**** SOURCE DATA ****
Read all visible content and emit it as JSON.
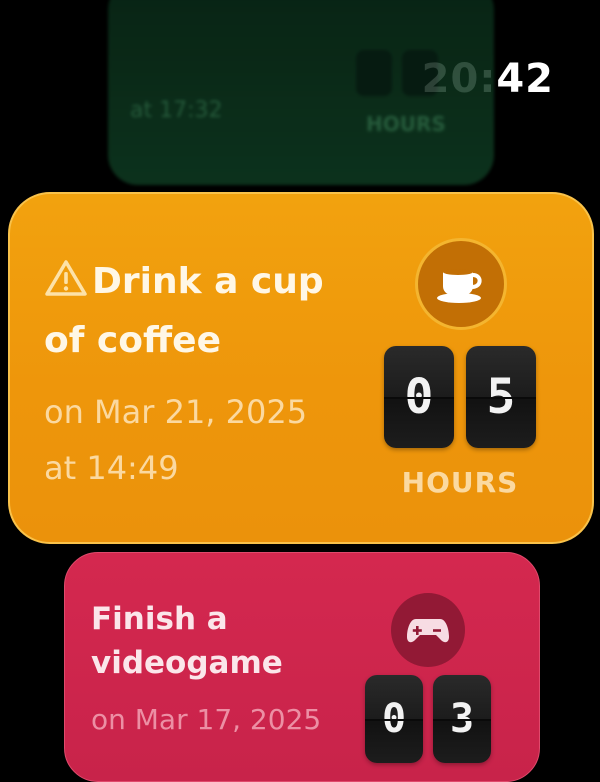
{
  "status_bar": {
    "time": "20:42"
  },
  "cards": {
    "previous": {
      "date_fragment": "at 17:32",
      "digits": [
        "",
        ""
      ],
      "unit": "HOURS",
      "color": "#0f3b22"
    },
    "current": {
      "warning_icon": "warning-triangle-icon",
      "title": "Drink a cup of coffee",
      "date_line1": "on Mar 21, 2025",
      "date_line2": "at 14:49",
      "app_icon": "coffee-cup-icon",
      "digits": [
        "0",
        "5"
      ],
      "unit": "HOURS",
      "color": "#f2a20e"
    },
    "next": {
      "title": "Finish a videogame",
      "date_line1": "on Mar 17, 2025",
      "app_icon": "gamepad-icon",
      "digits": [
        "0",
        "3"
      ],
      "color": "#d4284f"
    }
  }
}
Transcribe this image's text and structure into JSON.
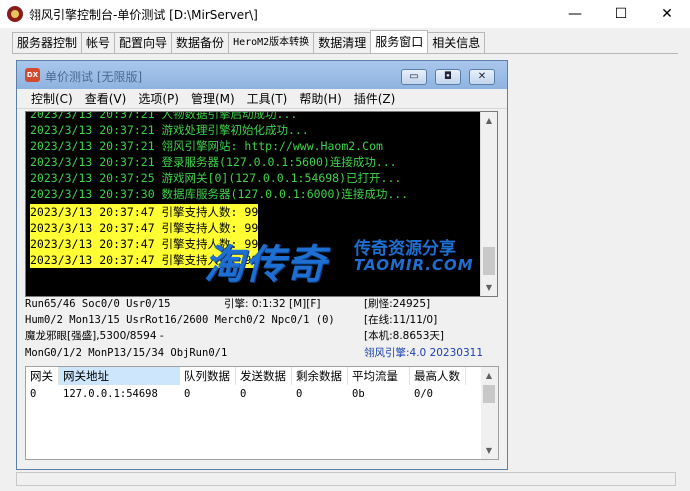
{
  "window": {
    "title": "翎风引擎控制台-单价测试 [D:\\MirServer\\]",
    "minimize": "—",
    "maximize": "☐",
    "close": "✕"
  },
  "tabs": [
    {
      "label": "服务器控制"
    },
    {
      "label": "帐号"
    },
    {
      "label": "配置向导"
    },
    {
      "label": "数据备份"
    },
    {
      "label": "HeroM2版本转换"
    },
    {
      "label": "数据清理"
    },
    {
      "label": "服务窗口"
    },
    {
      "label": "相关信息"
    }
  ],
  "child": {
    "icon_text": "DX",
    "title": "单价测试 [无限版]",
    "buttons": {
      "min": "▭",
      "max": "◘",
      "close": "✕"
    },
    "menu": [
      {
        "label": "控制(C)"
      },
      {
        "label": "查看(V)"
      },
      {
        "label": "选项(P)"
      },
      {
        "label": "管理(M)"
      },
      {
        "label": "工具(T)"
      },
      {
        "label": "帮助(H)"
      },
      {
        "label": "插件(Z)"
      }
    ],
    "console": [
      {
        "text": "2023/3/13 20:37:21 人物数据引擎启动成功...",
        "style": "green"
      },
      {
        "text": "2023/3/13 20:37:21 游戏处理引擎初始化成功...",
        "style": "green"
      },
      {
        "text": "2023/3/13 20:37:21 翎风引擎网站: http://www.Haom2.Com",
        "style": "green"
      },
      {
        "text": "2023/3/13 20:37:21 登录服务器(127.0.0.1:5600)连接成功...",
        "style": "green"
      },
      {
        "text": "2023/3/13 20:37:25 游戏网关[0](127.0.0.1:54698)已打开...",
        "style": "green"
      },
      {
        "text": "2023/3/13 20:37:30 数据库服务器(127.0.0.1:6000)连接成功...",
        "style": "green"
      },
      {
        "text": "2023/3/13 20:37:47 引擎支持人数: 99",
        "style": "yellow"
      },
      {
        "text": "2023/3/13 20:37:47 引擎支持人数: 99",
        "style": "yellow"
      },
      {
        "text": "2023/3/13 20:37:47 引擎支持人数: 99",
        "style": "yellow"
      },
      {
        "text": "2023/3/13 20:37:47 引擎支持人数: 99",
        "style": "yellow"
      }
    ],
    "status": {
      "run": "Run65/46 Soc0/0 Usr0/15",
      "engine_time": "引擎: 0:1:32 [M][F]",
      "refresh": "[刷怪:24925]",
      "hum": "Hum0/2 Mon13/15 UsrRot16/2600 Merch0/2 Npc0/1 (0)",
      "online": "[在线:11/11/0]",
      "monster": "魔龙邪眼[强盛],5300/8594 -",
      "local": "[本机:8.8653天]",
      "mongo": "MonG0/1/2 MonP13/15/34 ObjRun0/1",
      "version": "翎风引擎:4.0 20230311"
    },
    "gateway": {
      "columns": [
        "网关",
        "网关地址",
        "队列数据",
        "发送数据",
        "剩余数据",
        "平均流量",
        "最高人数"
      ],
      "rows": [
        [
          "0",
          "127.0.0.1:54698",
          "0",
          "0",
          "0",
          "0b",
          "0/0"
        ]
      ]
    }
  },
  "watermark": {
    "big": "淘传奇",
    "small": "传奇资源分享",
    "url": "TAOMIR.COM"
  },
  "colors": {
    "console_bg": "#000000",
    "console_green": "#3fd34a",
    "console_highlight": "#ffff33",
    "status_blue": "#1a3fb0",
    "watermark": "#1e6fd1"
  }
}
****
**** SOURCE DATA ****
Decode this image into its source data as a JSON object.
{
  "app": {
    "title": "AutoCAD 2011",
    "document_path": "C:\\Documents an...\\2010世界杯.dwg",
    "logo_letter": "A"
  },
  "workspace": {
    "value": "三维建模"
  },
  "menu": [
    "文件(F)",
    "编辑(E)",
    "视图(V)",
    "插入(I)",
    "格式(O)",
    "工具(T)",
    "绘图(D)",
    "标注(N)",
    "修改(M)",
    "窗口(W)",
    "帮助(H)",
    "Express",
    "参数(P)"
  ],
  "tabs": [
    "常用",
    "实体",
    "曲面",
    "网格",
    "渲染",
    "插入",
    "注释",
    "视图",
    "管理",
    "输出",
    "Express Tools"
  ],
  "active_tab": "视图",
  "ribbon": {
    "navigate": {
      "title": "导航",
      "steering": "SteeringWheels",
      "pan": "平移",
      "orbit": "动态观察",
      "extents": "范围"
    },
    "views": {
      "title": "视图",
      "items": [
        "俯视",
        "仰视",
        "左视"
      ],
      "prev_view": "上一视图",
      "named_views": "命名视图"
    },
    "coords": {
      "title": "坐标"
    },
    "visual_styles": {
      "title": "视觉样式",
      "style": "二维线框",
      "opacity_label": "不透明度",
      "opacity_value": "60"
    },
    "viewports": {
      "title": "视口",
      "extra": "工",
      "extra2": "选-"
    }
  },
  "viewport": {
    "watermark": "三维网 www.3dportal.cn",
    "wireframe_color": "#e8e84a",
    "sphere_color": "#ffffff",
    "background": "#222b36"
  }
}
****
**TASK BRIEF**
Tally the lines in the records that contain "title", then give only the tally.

**RESPONSE**
10